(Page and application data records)
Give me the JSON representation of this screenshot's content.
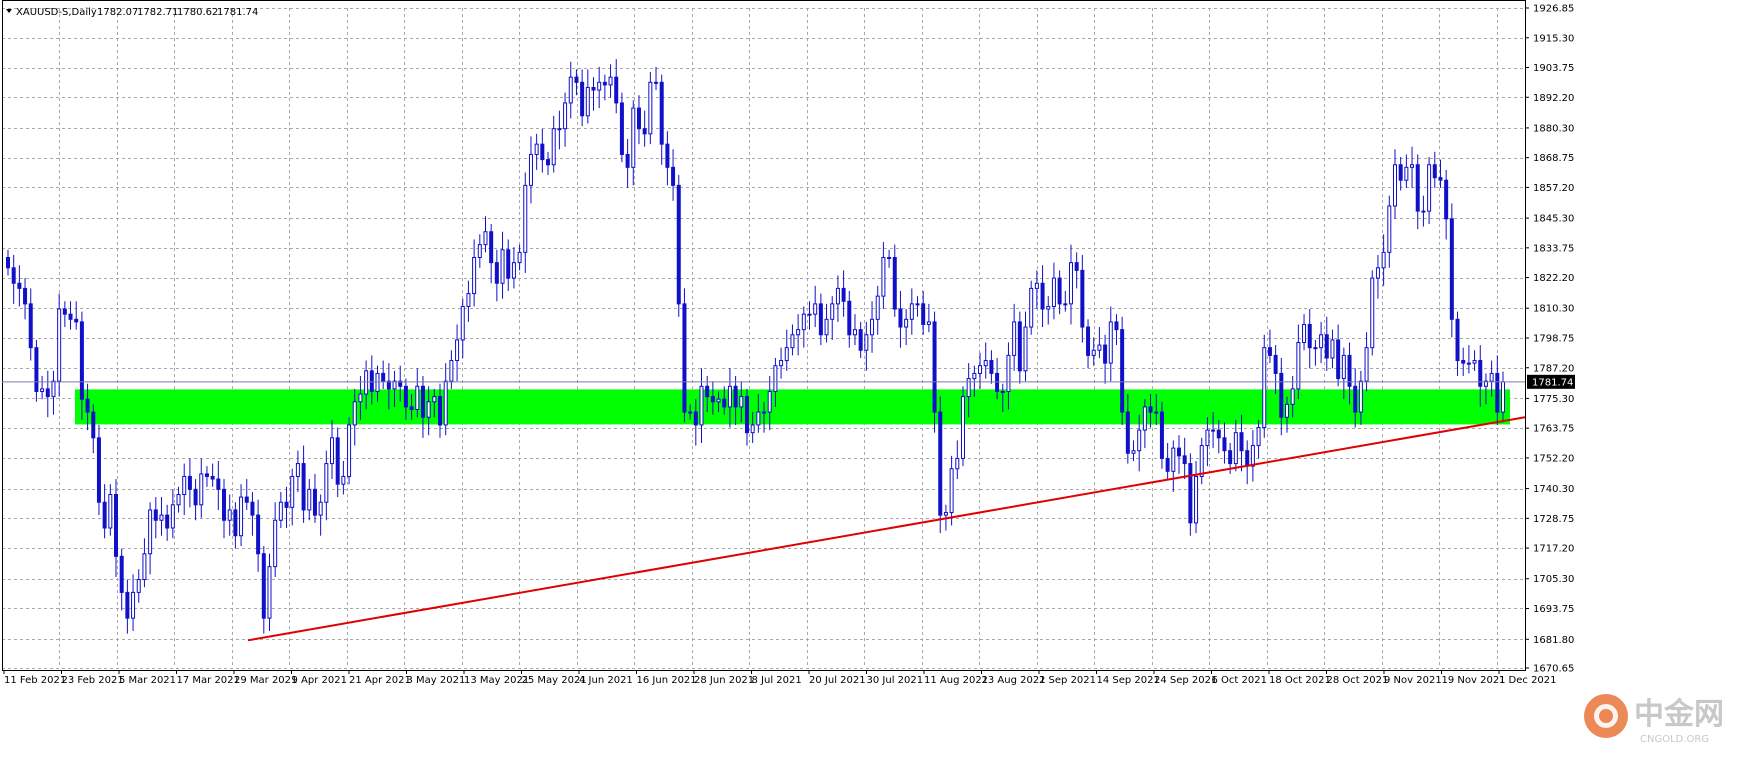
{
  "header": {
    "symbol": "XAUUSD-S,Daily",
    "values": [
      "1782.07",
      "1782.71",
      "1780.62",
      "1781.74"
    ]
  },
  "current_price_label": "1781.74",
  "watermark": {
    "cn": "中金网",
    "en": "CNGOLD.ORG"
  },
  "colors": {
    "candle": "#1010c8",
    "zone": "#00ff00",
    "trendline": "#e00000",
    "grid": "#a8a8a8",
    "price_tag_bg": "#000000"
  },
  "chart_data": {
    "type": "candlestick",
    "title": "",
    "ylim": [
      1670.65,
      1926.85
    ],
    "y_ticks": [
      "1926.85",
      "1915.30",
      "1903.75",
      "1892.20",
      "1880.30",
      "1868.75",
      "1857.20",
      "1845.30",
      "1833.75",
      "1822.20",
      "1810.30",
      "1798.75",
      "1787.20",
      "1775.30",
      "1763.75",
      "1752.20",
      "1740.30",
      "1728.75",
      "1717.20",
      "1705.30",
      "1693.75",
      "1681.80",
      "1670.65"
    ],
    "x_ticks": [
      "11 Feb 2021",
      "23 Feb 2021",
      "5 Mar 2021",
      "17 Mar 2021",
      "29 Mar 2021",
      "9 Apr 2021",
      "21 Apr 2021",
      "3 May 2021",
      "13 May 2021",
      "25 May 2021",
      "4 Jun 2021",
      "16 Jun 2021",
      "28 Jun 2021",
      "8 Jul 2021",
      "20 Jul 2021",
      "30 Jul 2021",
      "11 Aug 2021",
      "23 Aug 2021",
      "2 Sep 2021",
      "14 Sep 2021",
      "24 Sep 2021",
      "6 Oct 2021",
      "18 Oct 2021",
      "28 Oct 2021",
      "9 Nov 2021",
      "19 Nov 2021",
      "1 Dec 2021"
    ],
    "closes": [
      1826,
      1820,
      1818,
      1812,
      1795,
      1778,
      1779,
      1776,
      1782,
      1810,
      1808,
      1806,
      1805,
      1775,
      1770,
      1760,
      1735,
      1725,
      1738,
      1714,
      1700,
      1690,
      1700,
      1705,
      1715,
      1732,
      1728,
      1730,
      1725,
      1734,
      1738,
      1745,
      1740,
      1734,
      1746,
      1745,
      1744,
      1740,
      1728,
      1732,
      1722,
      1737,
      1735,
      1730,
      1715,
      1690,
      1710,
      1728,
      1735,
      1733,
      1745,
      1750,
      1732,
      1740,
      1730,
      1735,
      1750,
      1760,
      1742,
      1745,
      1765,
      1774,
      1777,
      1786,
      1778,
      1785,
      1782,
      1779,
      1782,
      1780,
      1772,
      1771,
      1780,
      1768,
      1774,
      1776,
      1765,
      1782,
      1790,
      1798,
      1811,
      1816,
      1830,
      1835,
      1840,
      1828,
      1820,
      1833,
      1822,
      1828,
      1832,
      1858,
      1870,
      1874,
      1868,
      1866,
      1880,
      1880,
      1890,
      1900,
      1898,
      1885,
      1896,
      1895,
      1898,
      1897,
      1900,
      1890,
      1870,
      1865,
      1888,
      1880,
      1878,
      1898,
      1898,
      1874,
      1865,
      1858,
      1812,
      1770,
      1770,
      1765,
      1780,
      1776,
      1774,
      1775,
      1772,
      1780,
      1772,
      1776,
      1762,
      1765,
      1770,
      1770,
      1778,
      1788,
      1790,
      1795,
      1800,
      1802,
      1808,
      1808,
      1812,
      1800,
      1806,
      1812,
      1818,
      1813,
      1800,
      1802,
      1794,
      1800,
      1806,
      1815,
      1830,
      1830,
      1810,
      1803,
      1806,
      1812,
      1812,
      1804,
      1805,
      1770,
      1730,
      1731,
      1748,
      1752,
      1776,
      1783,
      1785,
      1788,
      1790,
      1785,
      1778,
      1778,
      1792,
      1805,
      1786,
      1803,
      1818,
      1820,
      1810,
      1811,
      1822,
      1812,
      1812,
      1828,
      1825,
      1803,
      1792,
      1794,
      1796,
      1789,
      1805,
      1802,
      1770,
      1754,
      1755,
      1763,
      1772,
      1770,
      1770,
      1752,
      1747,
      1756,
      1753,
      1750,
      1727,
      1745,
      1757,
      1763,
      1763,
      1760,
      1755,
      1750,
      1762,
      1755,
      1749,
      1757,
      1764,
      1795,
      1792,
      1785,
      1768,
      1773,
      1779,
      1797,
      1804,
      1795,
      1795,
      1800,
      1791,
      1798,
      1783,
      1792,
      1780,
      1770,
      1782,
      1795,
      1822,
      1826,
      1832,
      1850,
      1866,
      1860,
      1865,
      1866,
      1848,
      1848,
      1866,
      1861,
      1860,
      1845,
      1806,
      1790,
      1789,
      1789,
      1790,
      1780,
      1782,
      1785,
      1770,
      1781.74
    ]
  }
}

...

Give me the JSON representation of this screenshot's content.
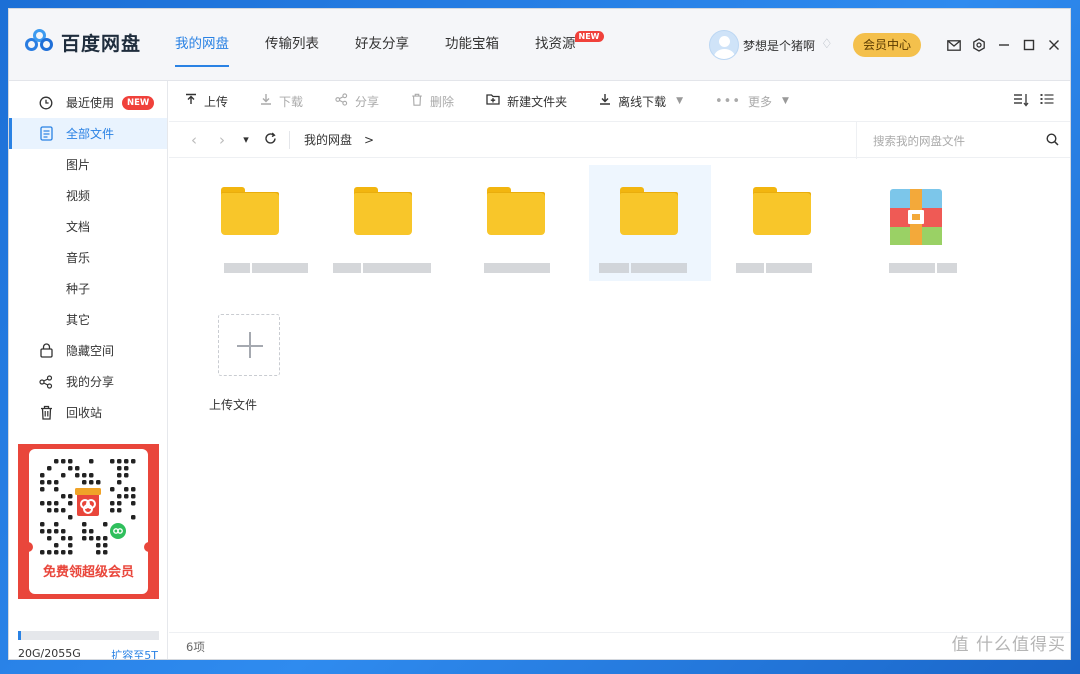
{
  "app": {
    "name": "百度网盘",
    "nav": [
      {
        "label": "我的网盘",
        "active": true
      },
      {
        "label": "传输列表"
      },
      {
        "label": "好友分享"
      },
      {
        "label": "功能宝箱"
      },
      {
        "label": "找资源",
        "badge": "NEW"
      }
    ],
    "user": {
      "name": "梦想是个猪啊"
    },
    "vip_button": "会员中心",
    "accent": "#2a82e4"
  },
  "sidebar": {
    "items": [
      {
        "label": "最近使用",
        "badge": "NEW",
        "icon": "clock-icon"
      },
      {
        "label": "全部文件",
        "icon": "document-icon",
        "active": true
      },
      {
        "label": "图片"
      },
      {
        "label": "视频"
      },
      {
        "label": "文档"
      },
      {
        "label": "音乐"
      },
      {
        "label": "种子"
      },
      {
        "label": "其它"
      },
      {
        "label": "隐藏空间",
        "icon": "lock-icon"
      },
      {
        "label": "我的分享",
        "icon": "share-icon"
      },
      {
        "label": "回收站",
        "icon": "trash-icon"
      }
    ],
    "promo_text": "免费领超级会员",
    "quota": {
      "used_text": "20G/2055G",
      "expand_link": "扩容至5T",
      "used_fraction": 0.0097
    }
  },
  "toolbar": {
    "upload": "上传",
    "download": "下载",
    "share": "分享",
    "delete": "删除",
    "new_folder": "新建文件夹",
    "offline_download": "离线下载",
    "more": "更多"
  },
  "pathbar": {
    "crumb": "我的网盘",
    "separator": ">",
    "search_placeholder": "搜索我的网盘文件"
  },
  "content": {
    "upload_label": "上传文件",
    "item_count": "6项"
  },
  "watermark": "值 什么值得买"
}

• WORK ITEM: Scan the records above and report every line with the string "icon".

• OUTPUT OF THE EXERCISE:
        "icon": "clock-icon"
        "icon": "document-icon",
        "icon": "lock-icon"
        "icon": "share-icon"
        "icon": "trash-icon"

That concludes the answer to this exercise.